If real closure is to come, if the sex abuse era is to be firmly ended rather than ever-so-slowly left behind, the beginning of this papacy is probably the church’s last, best opportunity. And so while I can appreciate the qualities in Pope Francis that so many people have found immediately attractive, I would trade all the humble mannerisms and charming gestures for the promise that the Mahonys and Sodanos of the church would be consigned, once and for all, to lives of penitence and silence.
[Hat tip to J.M.]


2 comments:








bill bannon

said...

Excellent piece. Sodano's family profited from construction projects of the Legion via his nephew who was a builder....very Rennaissance Cardinal nepotism thing.





JM

said...

I like this from another column:

But it’s one thing for Catholics in a Catholic culture, possessed of shared premises and shared moral ideals, to accept a certain amount of “do as I say, not as I do” from their pastors and preachers.

It’s quite another to ask a culture that doesn’t accept Catholic moral ideals to respect an institution whose leaders can’t seem to live out the virtues that they urge on others.

In that culture — our culture — priestly sex abuse and corruption in the Vatican aren’t just seen as evidence that all men are sinners. They’re seen as evidence that the church has no authority to judge what is and isn’t sin, that the renunciation Catholicism preaches mostly warps and rarely fulfills, and that the world’s approach to sex (and money, and ambition) is the only sane approach there is.

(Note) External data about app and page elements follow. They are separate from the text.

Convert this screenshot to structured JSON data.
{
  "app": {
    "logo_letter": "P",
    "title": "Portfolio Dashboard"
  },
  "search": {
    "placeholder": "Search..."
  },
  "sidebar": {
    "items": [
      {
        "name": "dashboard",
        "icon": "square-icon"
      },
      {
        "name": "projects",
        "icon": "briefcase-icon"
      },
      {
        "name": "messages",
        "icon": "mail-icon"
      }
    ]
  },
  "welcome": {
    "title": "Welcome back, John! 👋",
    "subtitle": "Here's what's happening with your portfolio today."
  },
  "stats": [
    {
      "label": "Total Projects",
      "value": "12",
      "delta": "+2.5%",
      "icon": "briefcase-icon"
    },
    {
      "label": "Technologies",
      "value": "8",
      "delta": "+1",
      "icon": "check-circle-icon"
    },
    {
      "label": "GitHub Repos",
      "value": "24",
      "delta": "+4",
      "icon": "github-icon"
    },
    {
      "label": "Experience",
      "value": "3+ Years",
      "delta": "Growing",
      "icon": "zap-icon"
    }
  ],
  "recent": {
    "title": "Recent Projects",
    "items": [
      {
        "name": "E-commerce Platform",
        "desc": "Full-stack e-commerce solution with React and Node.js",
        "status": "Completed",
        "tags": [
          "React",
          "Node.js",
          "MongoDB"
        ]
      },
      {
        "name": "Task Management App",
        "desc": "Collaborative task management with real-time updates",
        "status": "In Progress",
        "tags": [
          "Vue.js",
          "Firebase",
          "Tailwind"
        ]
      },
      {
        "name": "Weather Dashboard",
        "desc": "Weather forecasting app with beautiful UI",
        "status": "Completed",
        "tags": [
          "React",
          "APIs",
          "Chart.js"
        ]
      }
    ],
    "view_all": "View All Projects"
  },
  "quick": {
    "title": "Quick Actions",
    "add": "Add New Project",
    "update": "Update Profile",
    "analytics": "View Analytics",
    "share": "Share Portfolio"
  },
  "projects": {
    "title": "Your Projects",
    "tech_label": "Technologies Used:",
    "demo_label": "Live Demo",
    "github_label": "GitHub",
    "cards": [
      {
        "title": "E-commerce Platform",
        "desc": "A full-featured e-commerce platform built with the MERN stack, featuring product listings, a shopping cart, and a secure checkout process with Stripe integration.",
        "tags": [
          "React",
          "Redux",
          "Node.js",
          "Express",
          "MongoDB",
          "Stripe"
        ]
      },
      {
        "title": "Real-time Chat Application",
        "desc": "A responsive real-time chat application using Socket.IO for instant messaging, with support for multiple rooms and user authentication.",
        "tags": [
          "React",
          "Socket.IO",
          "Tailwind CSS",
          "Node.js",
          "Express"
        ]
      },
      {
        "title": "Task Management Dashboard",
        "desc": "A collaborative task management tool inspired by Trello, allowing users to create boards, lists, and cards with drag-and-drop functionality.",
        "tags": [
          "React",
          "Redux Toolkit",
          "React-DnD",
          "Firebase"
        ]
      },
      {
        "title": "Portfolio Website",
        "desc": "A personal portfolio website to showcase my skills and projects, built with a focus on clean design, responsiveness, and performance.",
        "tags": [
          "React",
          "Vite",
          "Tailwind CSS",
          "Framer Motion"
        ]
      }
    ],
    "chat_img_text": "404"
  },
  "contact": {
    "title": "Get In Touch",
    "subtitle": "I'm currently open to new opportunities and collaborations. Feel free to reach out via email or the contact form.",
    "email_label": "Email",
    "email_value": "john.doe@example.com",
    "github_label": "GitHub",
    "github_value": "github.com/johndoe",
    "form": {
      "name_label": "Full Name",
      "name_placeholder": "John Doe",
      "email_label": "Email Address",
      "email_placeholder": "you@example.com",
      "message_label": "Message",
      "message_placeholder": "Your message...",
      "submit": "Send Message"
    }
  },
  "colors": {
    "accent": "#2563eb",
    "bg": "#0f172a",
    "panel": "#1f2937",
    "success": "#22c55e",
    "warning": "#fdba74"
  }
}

Such worldliness should not be confused with atheism. Our age is still religious; it’s just made its peace with human appetites and all the varied ways they intertwine. From the sermons of Joel Osteen to the epiphanies of “Eat, Pray, Love,” our spiritual oracles still urge us to seek the supernatural, the numinous, the divine. They just dismiss the idea that the divine could possibly want anything for us except for what we already want for ourselves.

...

If Catholicism has a future in the Western world as something more than a foil, an Other and a symbol of the Benighted Past We Have Safely Left Behind, it needs its leaders to set an example that proves these voices wrong. Before anything else, that requires a generation of priests and bishops who hold themselves to a higher standard — higher than their immediate predecessors, and higher than the world.